The Supreme Court’s decision

The U.S. Supreme Court in its decision concluded that CARCO had breached the contractual “safe-berth” clause in the charter, which was on an amended Asbatankvoy form and provided that “[t]he vessel shall load and discharge at any safe place or wharf,…which shall be designated and procured by the Charterer, provided the Vessel can proceed thereto, lie at, and depart therefrom always safely afloat, any lighterage being at the expense, risk and peril of the Charterer.”

CARCO had failed to select a “safe” (that is, free from harm or risk) berth for the vessel’s loading and discharging operations. Frescati was deemed to be an implied third-party beneficiary to the charter-party between CARCO and the operator, Star Tankers. The contractual obligation was held to amount to a warranty regarding the safety of the sub-charterers’ selected berth. The safe-berth clause therefore embodies a warranty of safety and not a mere duty of due diligence.

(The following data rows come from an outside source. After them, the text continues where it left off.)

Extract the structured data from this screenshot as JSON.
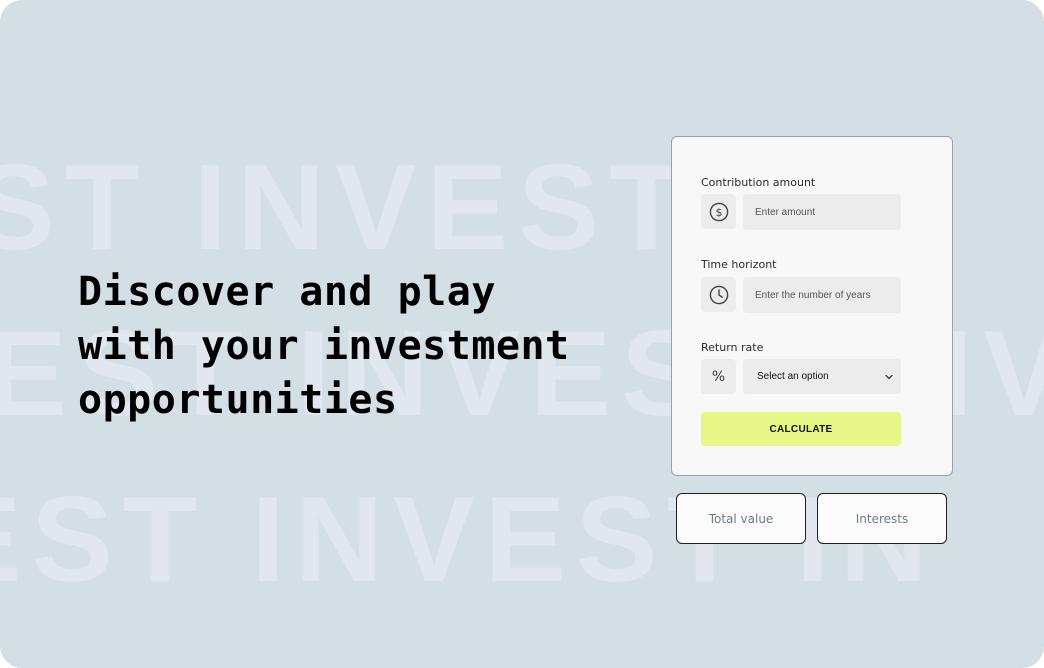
{
  "background": {
    "watermark_rows": [
      "EST INVEST IN",
      "VEST INVEST INV",
      "EST INVEST IN"
    ]
  },
  "headline": {
    "lines": [
      "Discover and play",
      "with your investment",
      "opportunities"
    ]
  },
  "form": {
    "contribution": {
      "label": "Contribution amount",
      "placeholder": "Enter amount",
      "icon": "dollar-circle-icon"
    },
    "time_horizon": {
      "label": "Time horizont",
      "placeholder": "Enter the number of years",
      "icon": "clock-icon"
    },
    "return_rate": {
      "label": "Return rate",
      "icon_glyph": "%",
      "selected_value": "Select an option",
      "icon": "percent-icon"
    },
    "calculate_label": "CALCULATE"
  },
  "results": {
    "total_value_label": "Total value",
    "interests_label": "Interests"
  },
  "colors": {
    "background": "#d3dee5",
    "watermark": "#e1e7ee",
    "accent_button": "#e6f788",
    "card": "#f8f8f8"
  }
}
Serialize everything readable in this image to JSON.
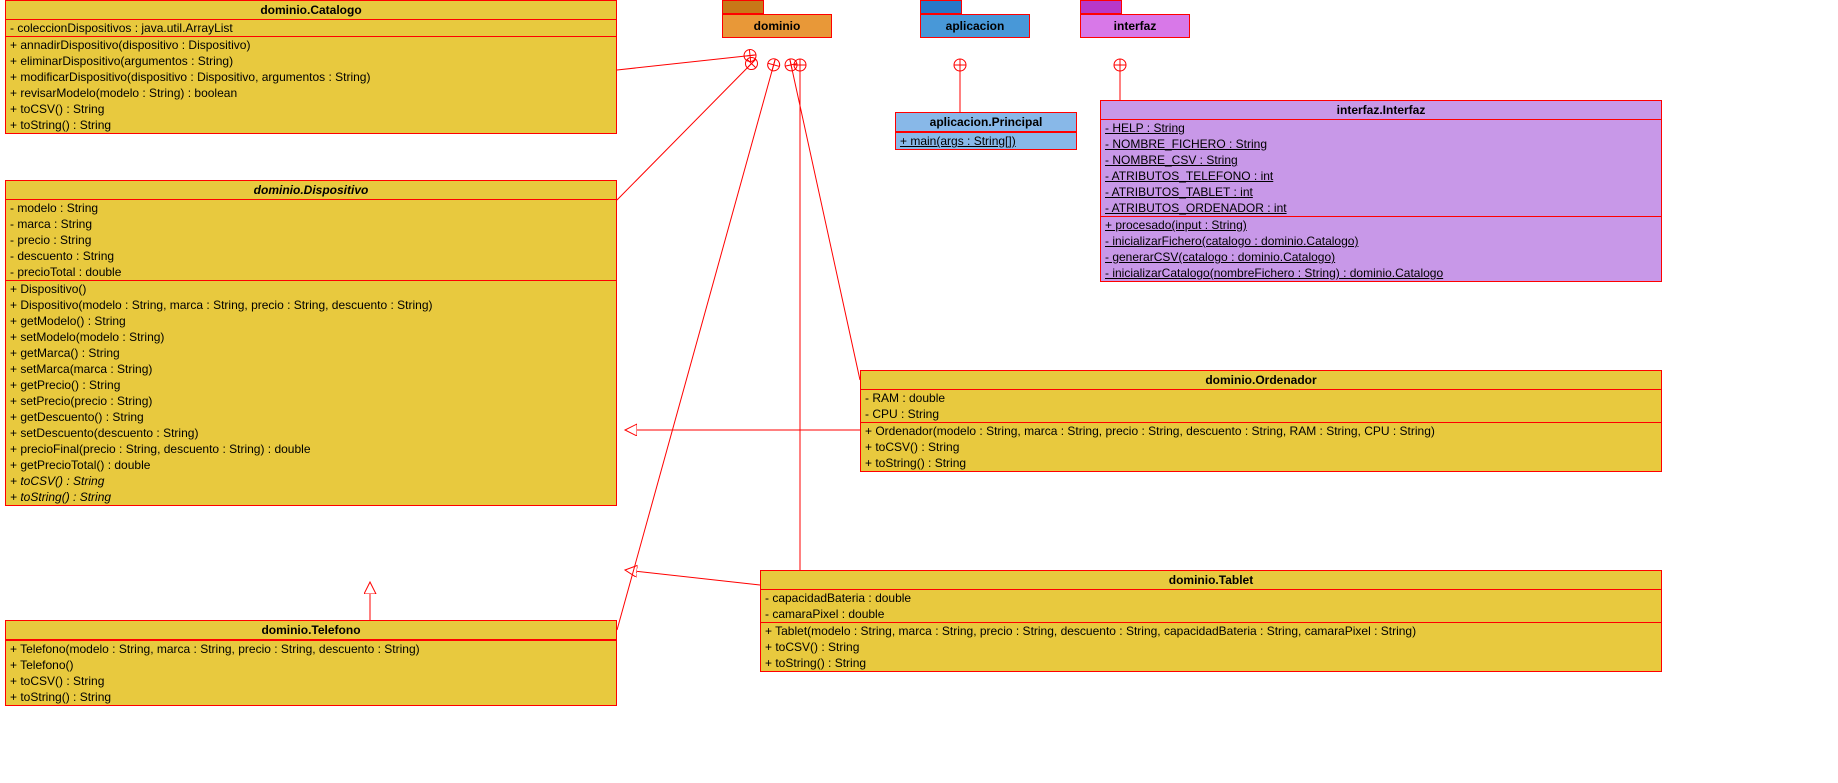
{
  "pkgs": {
    "dominio": "dominio",
    "aplicacion": "aplicacion",
    "interfaz": "interfaz"
  },
  "catalogo": {
    "title": "dominio.Catalogo",
    "a0": "- coleccionDispositivos : java.util.ArrayList",
    "m0": "+ annadirDispositivo(dispositivo : Dispositivo)",
    "m1": "+ eliminarDispositivo(argumentos : String)",
    "m2": "+ modificarDispositivo(dispositivo : Dispositivo, argumentos : String)",
    "m3": "+ revisarModelo(modelo : String) : boolean",
    "m4": "+ toCSV() : String",
    "m5": "+ toString() : String"
  },
  "disp": {
    "title": "dominio.Dispositivo",
    "a0": "- modelo : String",
    "a1": "- marca : String",
    "a2": "- precio : String",
    "a3": "- descuento : String",
    "a4": "- precioTotal : double",
    "m0": "+ Dispositivo()",
    "m1": "+ Dispositivo(modelo : String, marca : String, precio : String, descuento : String)",
    "m2": "+ getModelo() : String",
    "m3": "+ setModelo(modelo : String)",
    "m4": "+ getMarca() : String",
    "m5": "+ setMarca(marca : String)",
    "m6": "+ getPrecio() : String",
    "m7": "+ setPrecio(precio : String)",
    "m8": "+ getDescuento() : String",
    "m9": "+ setDescuento(descuento : String)",
    "m10": "+ precioFinal(precio : String, descuento : String) : double",
    "m11": "+ getPrecioTotal() : double",
    "m12": "+ toCSV() : String",
    "m13": "+ toString() : String"
  },
  "tel": {
    "title": "dominio.Telefono",
    "m0": "+ Telefono(modelo : String, marca : String, precio : String, descuento : String)",
    "m1": "+ Telefono()",
    "m2": "+ toCSV() : String",
    "m3": "+ toString() : String"
  },
  "ord": {
    "title": "dominio.Ordenador",
    "a0": "- RAM : double",
    "a1": "- CPU : String",
    "m0": "+ Ordenador(modelo : String, marca : String, precio : String, descuento : String, RAM : String, CPU : String)",
    "m1": "+ toCSV() : String",
    "m2": "+ toString() : String"
  },
  "tab": {
    "title": "dominio.Tablet",
    "a0": "- capacidadBateria : double",
    "a1": "- camaraPixel : double",
    "m0": "+ Tablet(modelo : String, marca : String, precio : String, descuento : String, capacidadBateria : String, camaraPixel : String)",
    "m1": "+ toCSV() : String",
    "m2": "+ toString() : String"
  },
  "prin": {
    "title": "aplicacion.Principal",
    "m0": "+ main(args : String[])"
  },
  "intf": {
    "title": "interfaz.Interfaz",
    "a0": "- HELP : String",
    "a1": "- NOMBRE_FICHERO : String",
    "a2": "- NOMBRE_CSV : String",
    "a3": "- ATRIBUTOS_TELEFONO : int",
    "a4": "- ATRIBUTOS_TABLET : int",
    "a5": "- ATRIBUTOS_ORDENADOR : int",
    "m0": "+ procesado(input : String)",
    "m1": "- inicializarFichero(catalogo : dominio.Catalogo)",
    "m2": "- generarCSV(catalogo : dominio.Catalogo)",
    "m3": "- inicializarCatalogo(nombreFichero : String) : dominio.Catalogo"
  }
}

Following the precepts of contract law, the warranty obligor is “strictly liable for a breach of contract, without regard to fault/diligence.” The unqualified language of the clause constituted an absolute contractual duty, while the lack of the express mentioning of the term “warranty” did not affect the fact that the contractual duty amounted to a warranty obligation.

The Court further directed that where a charter contains a clause expressly providing for liability for the designation of an unsafe berth, the charterer cannot rely upon (i) a general exclusion clause regarding the “perils of the sea” or (ii) oil-pollution insurance to cover the expenses since this covers risks that go beyond those resulting from the selection of an unsafe berth. The Court concluded that this decision provides “a legal backdrop against which future charter-parties will be negotiated.” Charterers may still, however, contract “around unqualified language that would otherwise establish a warranty of safety, by expressly limiting the extent of their obligations or liability.”